Whether you’re in a small business or in a multi-million dollar company, you’d surely want to fortify and maintain your networks physical and IP security by having penetration testing. There may be a lot of pentest companies and professionals out Read more…
Gone are the days of defense solely relying on systems being patched. The model of hiding behind firewalls like the Greeks in Troy. This has been proven, time and time again, to be as faulty in Cyber as it was in the days of old. There aren’t many hard definitions in Cyber, so here’s Hackmethod’s take on a popular topic that’s been brought up around the water cooler for the past few days.
Definition of Cyber Hunting by our good friends at Wikipedia: “Cyber threat hunting is “the process of proactively and iteratively searching through networks to detect and isolate advanced threats that evade existing security solutions.” This is in contrast to traditional threat management measures, such as firewalls, intrusion detection systems (IDS), and SIEM Systems, which typically involve an investigation after there has been a warning of a potential threat or an incident has occurred.” In short, hunting begins when traditional security methods fail. Teams are called upon to enter contested terrain and defeat attackers.
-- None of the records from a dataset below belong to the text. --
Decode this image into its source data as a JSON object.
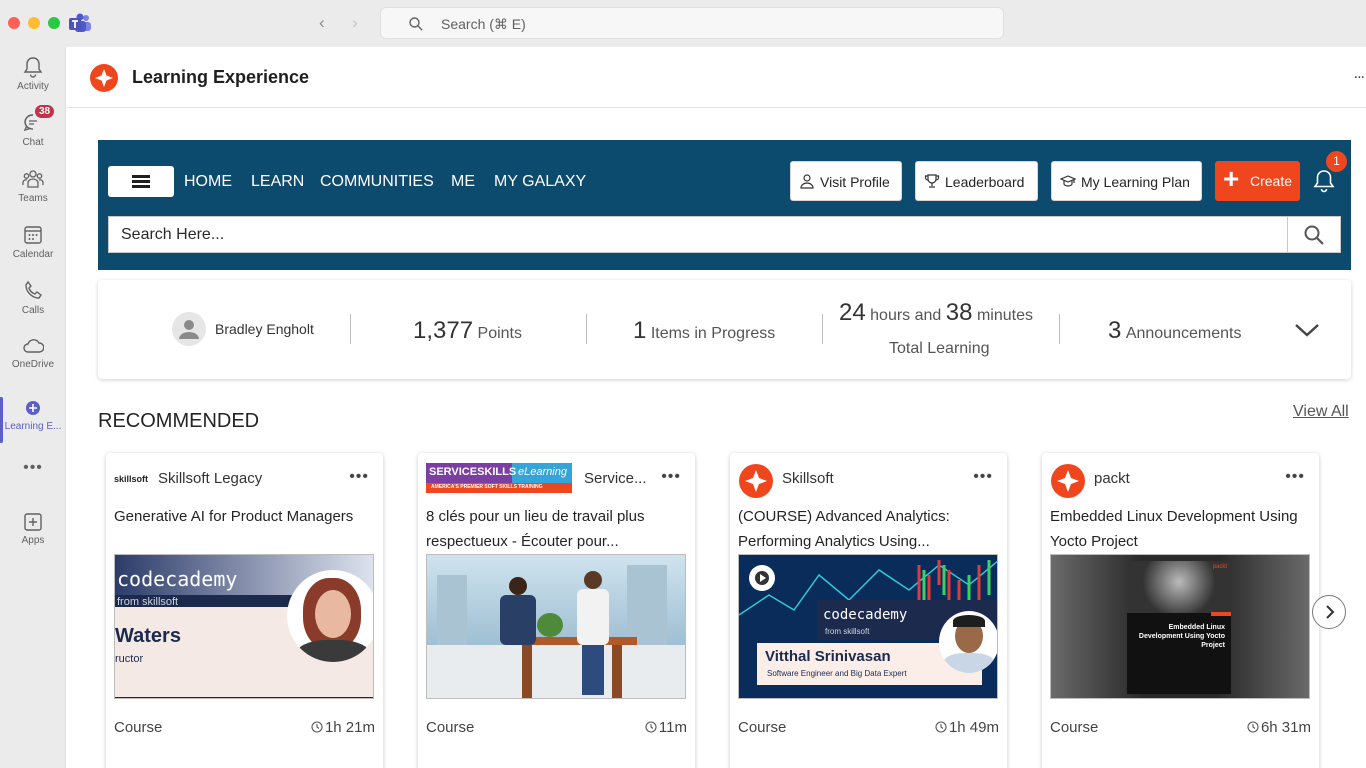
{
  "titlebar": {
    "search_placeholder": "Search (⌘ E)"
  },
  "rail": {
    "items": [
      {
        "label": "Activity",
        "icon": "bell-icon"
      },
      {
        "label": "Chat",
        "icon": "chat-icon",
        "badge": "38"
      },
      {
        "label": "Teams",
        "icon": "teams-icon"
      },
      {
        "label": "Calendar",
        "icon": "calendar-icon"
      },
      {
        "label": "Calls",
        "icon": "phone-icon"
      },
      {
        "label": "OneDrive",
        "icon": "cloud-icon"
      },
      {
        "label": "Learning E...",
        "icon": "learning-icon"
      },
      {
        "label": "Apps",
        "icon": "apps-icon"
      }
    ]
  },
  "app": {
    "title": "Learning Experience",
    "more": "..."
  },
  "nav": {
    "links": [
      "HOME",
      "LEARN",
      "COMMUNITIES",
      "ME",
      "MY GALAXY"
    ],
    "visit_profile": "Visit Profile",
    "leaderboard": "Leaderboard",
    "learning_plan": "My Learning Plan",
    "create": "Create",
    "notification_count": "1",
    "search_placeholder": "Search Here..."
  },
  "stats": {
    "user_name": "Bradley Engholt",
    "points_value": "1,377",
    "points_label": "Points",
    "progress_value": "1",
    "progress_label": "Items in Progress",
    "hours_value": "24",
    "hours_label": "hours and",
    "minutes_value": "38",
    "minutes_label": "minutes",
    "total_label": "Total Learning",
    "announce_value": "3",
    "announce_label": "Announcements"
  },
  "recommended": {
    "title": "RECOMMENDED",
    "view_all": "View All",
    "cards": [
      {
        "provider": "Skillsoft Legacy",
        "provider_logo_text": "skillsoft",
        "title": "Generative AI for Product Managers",
        "thumb_brand": "codecademy",
        "thumb_sub": "from skillsoft",
        "thumb_name": "Waters",
        "thumb_role": "ructor",
        "type": "Course",
        "duration": "1h 21m"
      },
      {
        "provider": "Service...",
        "provider_logo_text": "SERVICESKILLS",
        "provider_logo_text2": "eLearning",
        "provider_logo_sub": "AMERICA'S PREMIER SOFT SKILLS TRAINING",
        "title": "8 clés pour un lieu de travail plus respectueux - Écouter pour...",
        "type": "Course",
        "duration": "11m"
      },
      {
        "provider": "Skillsoft",
        "title": "(COURSE) Advanced Analytics: Performing Analytics Using...",
        "thumb_brand": "codecademy",
        "thumb_sub": "from skillsoft",
        "thumb_name": "Vitthal Srinivasan",
        "thumb_role": "Software Engineer and Big Data Expert",
        "type": "Course",
        "duration": "1h 49m"
      },
      {
        "provider": "packt",
        "title": "Embedded Linux Development Using Yocto Project",
        "thumb_brand": "packt",
        "thumb_book": "Embedded Linux Development Using Yocto Project",
        "type": "Course",
        "duration": "6h 31m"
      }
    ]
  },
  "colors": {
    "navy": "#0c4a6e",
    "accent": "#f0461e",
    "teams_purple": "#5b5fc7"
  }
}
This article discusses the high level process of how a team would approach such a situation. In later articles we will step through each phase of an attack, discuss technical methods and use some open source tools as a demonstration.
Thank you readers, community contributors, and supporters! We’ve had a busy year both on and off the keyboard and would be remiss to not give a recap of what we (Not just the HM staff, but you too!) have accomplished! We have exciting projects in store for everyone in 2018 and are going to put our money where our mouth is by letting you all know what’s coming!
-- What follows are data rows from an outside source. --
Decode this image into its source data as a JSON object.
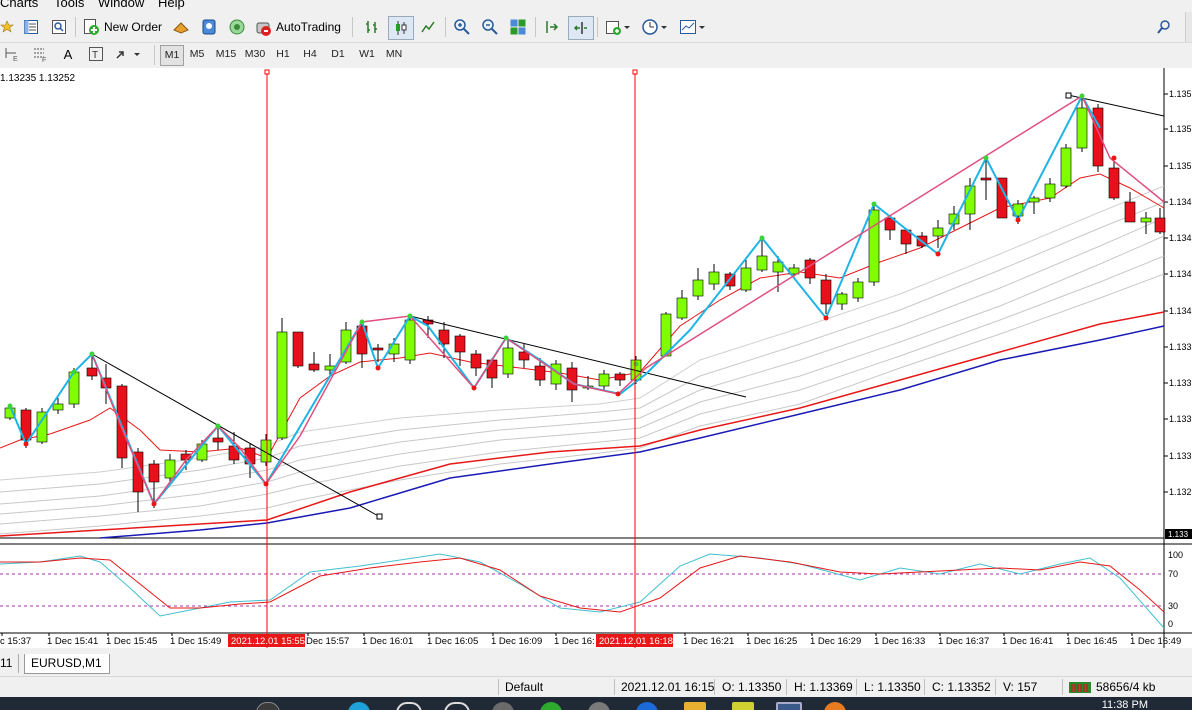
{
  "menu": [
    "Charts",
    "Tools",
    "Window",
    "Help"
  ],
  "toolbar": {
    "new_order_label": "New Order",
    "autotrading_label": "AutoTrading"
  },
  "timeframes": [
    "M1",
    "M5",
    "M15",
    "M30",
    "H1",
    "H4",
    "D1",
    "W1",
    "MN"
  ],
  "active_timeframe": "M1",
  "chart_info": "1.13235 1.13252",
  "price_axis_labels": [
    "1.135",
    "1.135",
    "1.135",
    "1.134",
    "1.134",
    "1.134",
    "1.134",
    "1.133",
    "1.133",
    "1.133",
    "1.133",
    "1.132"
  ],
  "current_price_tag": "1.133",
  "osc_axis_labels": [
    "100",
    "70",
    "30",
    "0"
  ],
  "time_labels": [
    "c 15:37",
    "1 Dec 15:41",
    "1 Dec 15:45",
    "1 Dec 15:49",
    "Dec 15:57",
    "1 Dec 16:01",
    "1 Dec 16:05",
    "1 Dec 16:09",
    "1 Dec 16:",
    "1 Dec 16:21",
    "1 Dec 16:25",
    "1 Dec 16:29",
    "1 Dec 16:33",
    "1 Dec 16:37",
    "1 Dec 16:41",
    "1 Dec 16:45",
    "1 Dec 16:49"
  ],
  "vline_labels": [
    "2021.12.01 15:55",
    "2021.12.01 16:18"
  ],
  "tabs": [
    "11",
    "EURUSD,M1"
  ],
  "status": {
    "profile": "Default",
    "datetime": "2021.12.01 16:15",
    "open": "O: 1.13350",
    "high": "H: 1.13369",
    "low": "L: 1.13350",
    "close": "C: 1.13352",
    "volume": "V: 157",
    "traffic": "58656/4 kb"
  },
  "clock": "11:38 PM",
  "colors": {
    "bull_candle": "#7fff00",
    "bear_candle": "#e8101a",
    "zigzag_blue": "#1eb4e6",
    "zigzag_pink": "#e0507e",
    "ma_red": "#e81818",
    "ma_blue": "#1a1ab4",
    "vline_red": "#ff0000"
  },
  "icons": [
    "star-icon",
    "market-watch-icon",
    "zoom-window-icon",
    "new-order-icon",
    "strategy-tester-icon",
    "signals-icon",
    "radio-icon",
    "autotrading-icon",
    "bar-chart-icon",
    "candle-chart-icon",
    "line-chart-icon",
    "zoom-in-icon",
    "zoom-out-icon",
    "tile-icon",
    "scroll-icon",
    "shift-icon",
    "indicators-icon",
    "periods-icon",
    "templates-icon",
    "search-icon",
    "cursor-icon",
    "fib-icon",
    "text-icon",
    "label-icon",
    "arrow-icon"
  ]
}
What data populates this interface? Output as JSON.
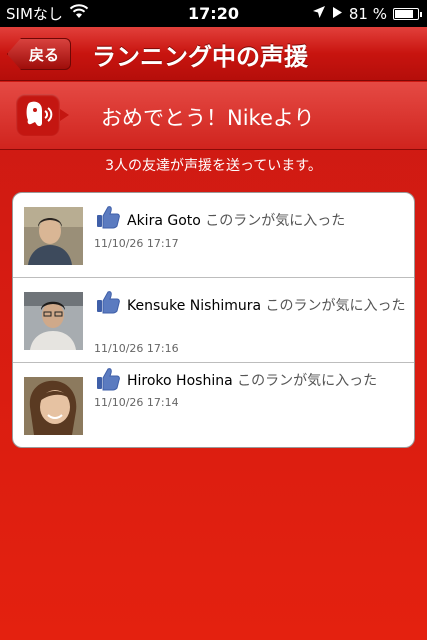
{
  "status_bar": {
    "carrier": "SIMなし",
    "time": "17:20",
    "battery": "81 %",
    "battery_level": 0.81
  },
  "nav": {
    "back_label": "戻る",
    "title": "ランニング中の声援"
  },
  "banner": {
    "message": "おめでとう！Nikeより"
  },
  "summary": "3人の友達が声援を送っています。",
  "cheers": [
    {
      "name": "Akira Goto",
      "message": "このランが気に入った",
      "time": "11/10/26  17:17"
    },
    {
      "name": "Kensuke Nishimura",
      "message": "このランが気に入った",
      "time": "11/10/26  17:16"
    },
    {
      "name": "Hiroko Hoshina",
      "message": "このランが気に入った",
      "time": "11/10/26  17:14"
    }
  ],
  "colors": {
    "accent_red": "#d51b12",
    "like_blue": "#5b7bc0"
  }
}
Homelabbers rejoice! In this review we are welcoming the Protectli 6 Port Vault to the home security hardware market. We have been in the market for something like this for a few months and while researching several products we stumbled across a CPU requirement for pfSense version 2.5. This requires chipsets that support AES-NI and even though pfSense 2.4 isn’t out yet we at Hackmethod always like to future proof as much as possible. For full disclosure, we reached out to Brent at Protecli and asked when/if they would have hardware to support the AES-NI requirement. We were informed that they were working on a new line of products due for release in a few months and wanted to know if we would like to get our hands on one for review. That lands us here today with Protecli graciously providing the Hackmethod team with some hardware to test out. Thanks Brent!
This lesson will not re-invent the wheel by teaching another linux file structure lesson. There are many other articles that already discuss that topic in detail. What this lesson hopes to accomplish is give the reader an understanding of why it is important to learn the linux file structure from both offensive and defensive perspectives.
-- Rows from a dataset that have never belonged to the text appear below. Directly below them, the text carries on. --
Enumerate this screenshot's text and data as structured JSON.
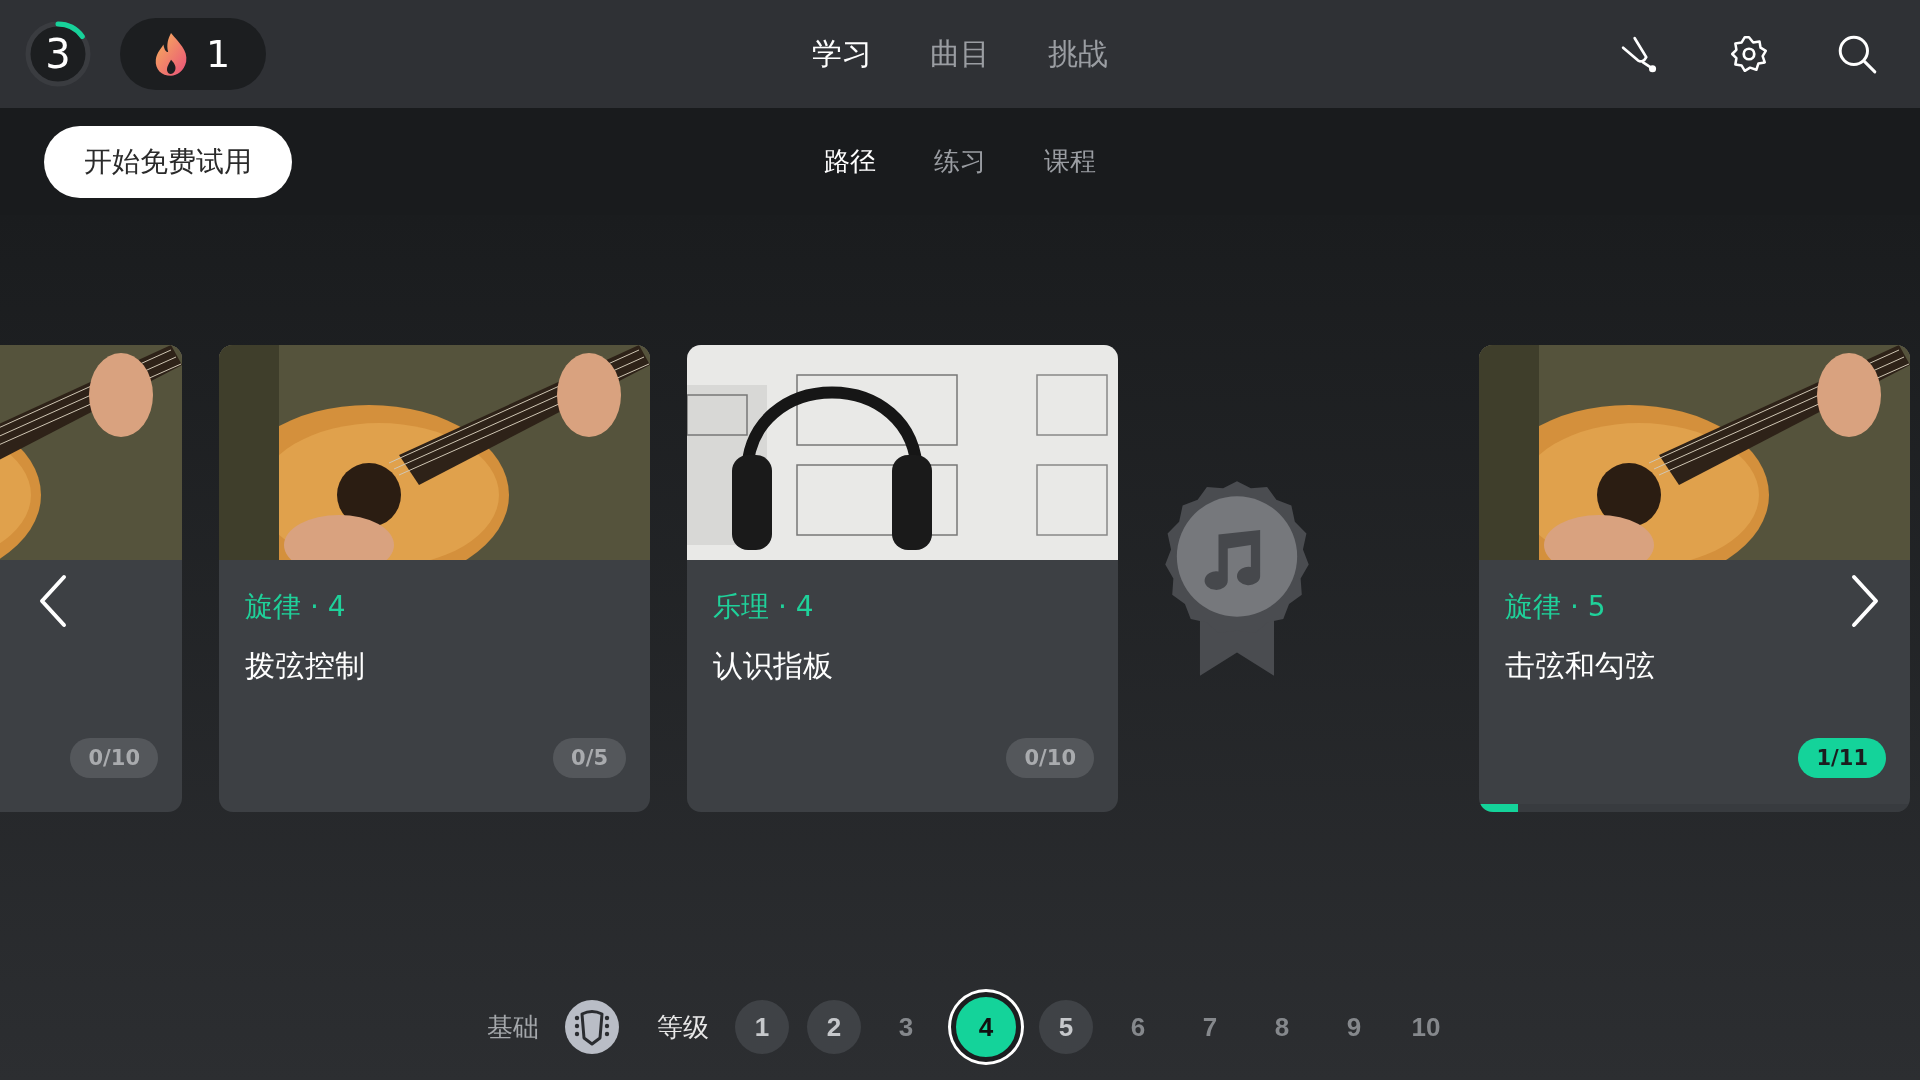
{
  "top_bar": {
    "level_ring": {
      "label": "3",
      "level": 0.15
    },
    "streak": {
      "count": "1"
    },
    "tabs": [
      {
        "label": "学习",
        "selected": true
      },
      {
        "label": "曲目",
        "selected": false
      },
      {
        "label": "挑战",
        "selected": false
      }
    ]
  },
  "sub_bar": {
    "trial_button": "开始免费试用",
    "tabs": [
      {
        "label": "路径",
        "selected": true
      },
      {
        "label": "练习",
        "selected": false
      },
      {
        "label": "课程",
        "selected": false
      }
    ]
  },
  "cards": [
    {
      "kind": "lesson",
      "progress": "0/10",
      "started": false
    },
    {
      "kind": "lesson",
      "category": "旋律 · 4",
      "title": "拨弦控制",
      "progress": "0/5",
      "started": false
    },
    {
      "kind": "lesson",
      "category": "乐理 · 4",
      "title": "认识指板",
      "progress": "0/10",
      "started": false
    },
    {
      "kind": "reward"
    },
    {
      "kind": "lesson",
      "category": "旋律 · 5",
      "title": "击弦和勾弦",
      "progress": "1/11",
      "started": true,
      "level": 0.09
    }
  ],
  "level_bar": {
    "basics_label": "基础",
    "levels_label": "等级",
    "levels": [
      {
        "label": "1",
        "highlighted": true,
        "selected": false
      },
      {
        "label": "2",
        "highlighted": true,
        "selected": false
      },
      {
        "label": "3",
        "highlighted": false,
        "selected": false
      },
      {
        "label": "4",
        "highlighted": false,
        "selected": true
      },
      {
        "label": "5",
        "highlighted": true,
        "selected": false
      },
      {
        "label": "6",
        "highlighted": false,
        "selected": false
      },
      {
        "label": "7",
        "highlighted": false,
        "selected": false
      },
      {
        "label": "8",
        "highlighted": false,
        "selected": false
      },
      {
        "label": "9",
        "highlighted": false,
        "selected": false
      },
      {
        "label": "10",
        "highlighted": false,
        "selected": false
      }
    ]
  }
}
It’s been about a week since I’ve fully recovered mentally and physically from my Offensive Security Certified Professional exam. A lot of people wonder (myself included) if they are ready to tackle OSCP. You’ll often see people ask OSCP credentialed individuals on what their background is and how much effort did they have to put into OSCP. So rather than give you the “this is how OSCP works” spiel, I’ll aim to answer those questions!